What is needed is an exact copy of the whole listing below, with no pictures.

─── The data

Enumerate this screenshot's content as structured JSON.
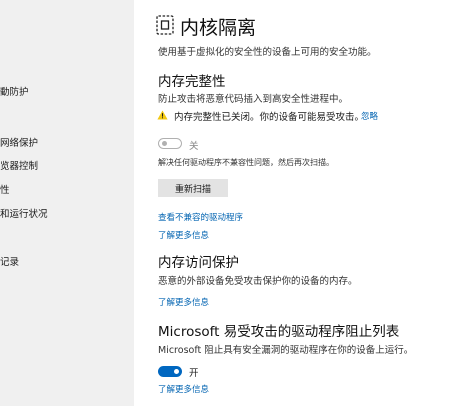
{
  "sidebar": {
    "items": [
      {
        "label": "動防护"
      },
      {
        "label": "网络保护"
      },
      {
        "label": "览器控制"
      },
      {
        "label": "性"
      },
      {
        "label": "和运行状况"
      },
      {
        "label": "记录"
      }
    ]
  },
  "page": {
    "title": "内核隔离",
    "icon": "core-isolation-icon",
    "description": "使用基于虚拟化的安全性的设备上可用的安全功能。"
  },
  "memory_integrity": {
    "heading": "内存完整性",
    "description": "防止攻击将恶意代码插入到高安全性进程中。",
    "warning": "内存完整性已关闭。你的设备可能易受攻击。",
    "dismiss_label": "忽略",
    "toggle_label": "关",
    "toggle_state": "off",
    "note": "解决任何驱动程序不兼容性问题，然后再次扫描。",
    "rescan_label": "重新扫描",
    "incompatible_link": "查看不兼容的驱动程序",
    "learn_more": "了解更多信息"
  },
  "memory_access": {
    "heading": "内存访问保护",
    "description": "恶意的外部设备免受攻击保护你的设备的内存。",
    "learn_more": "了解更多信息"
  },
  "driver_blocklist": {
    "heading": "Microsoft 易受攻击的驱动程序阻止列表",
    "description": "Microsoft 阻止具有安全漏洞的驱动程序在你的设备上运行。",
    "toggle_label": "开",
    "toggle_state": "on",
    "learn_more": "了解更多信息"
  },
  "colors": {
    "accent": "#0067c0",
    "link": "#0063b1",
    "warning": "#f2c811",
    "sidebar_bg": "#f0f0f0"
  }
}
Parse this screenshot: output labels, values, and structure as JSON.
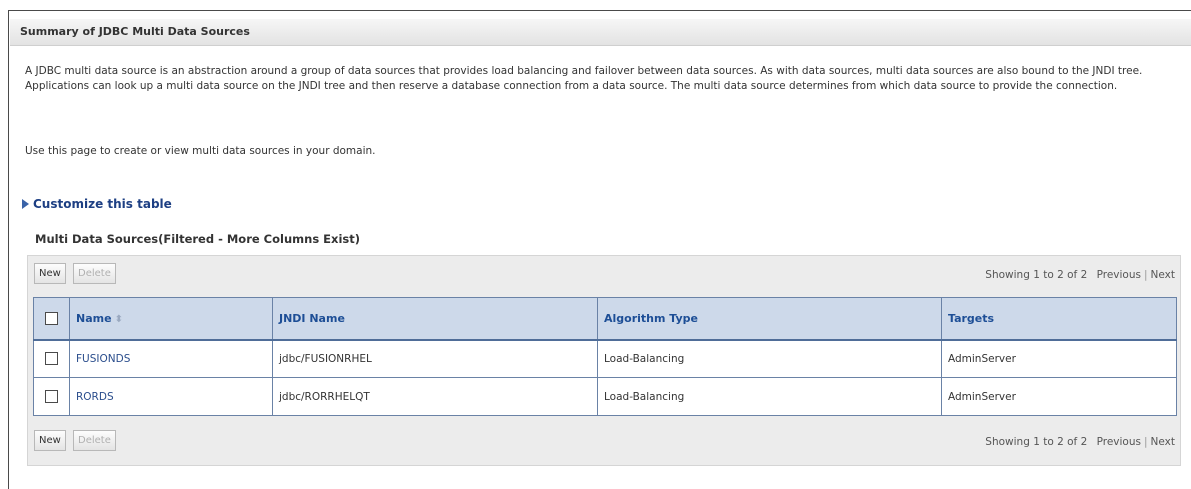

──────

__Output of the task__:
Enumerate this screenshot's content as structured JSON.
{
  "sidebar": {
    "items": [
      {
        "label": "動防护"
      },
      {
        "label": "网络保护"
      },
      {
        "label": "览器控制"
      },
      {
        "label": "性"
      },
      {
        "label": "和运行状况"
      },
      {
        "label": "记录"
      }
    ]
  },
  "page": {
    "title": "内核隔离",
    "icon": "core-isolation-icon",
    "description": "使用基于虚拟化的安全性的设备上可用的安全功能。"
  },
  "memory_integrity": {
    "heading": "内存完整性",
    "description": "防止攻击将恶意代码插入到高安全性进程中。",
    "warning": "内存完整性已关闭。你的设备可能易受攻击。",
    "dismiss_label": "忽略",
    "toggle_label": "关",
    "toggle_state": "off",
    "note": "解决任何驱动程序不兼容性问题，然后再次扫描。",
    "rescan_label": "重新扫描",
    "incompatible_link": "查看不兼容的驱动程序",
    "learn_more": "了解更多信息"
  },
  "memory_access": {
    "heading": "内存访问保护",
    "description": "恶意的外部设备免受攻击保护你的设备的内存。",
    "learn_more": "了解更多信息"
  },
  "driver_blocklist": {
    "heading": "Microsoft 易受攻击的驱动程序阻止列表",
    "description": "Microsoft 阻止具有安全漏洞的驱动程序在你的设备上运行。",
    "toggle_label": "开",
    "toggle_state": "on",
    "learn_more": "了解更多信息"
  },
  "colors": {
    "accent": "#0067c0",
    "link": "#0063b1",
    "warning": "#f2c811",
    "sidebar_bg": "#f0f0f0"
  }
}
Parse this screenshot: output labels, values, and structure as JSON.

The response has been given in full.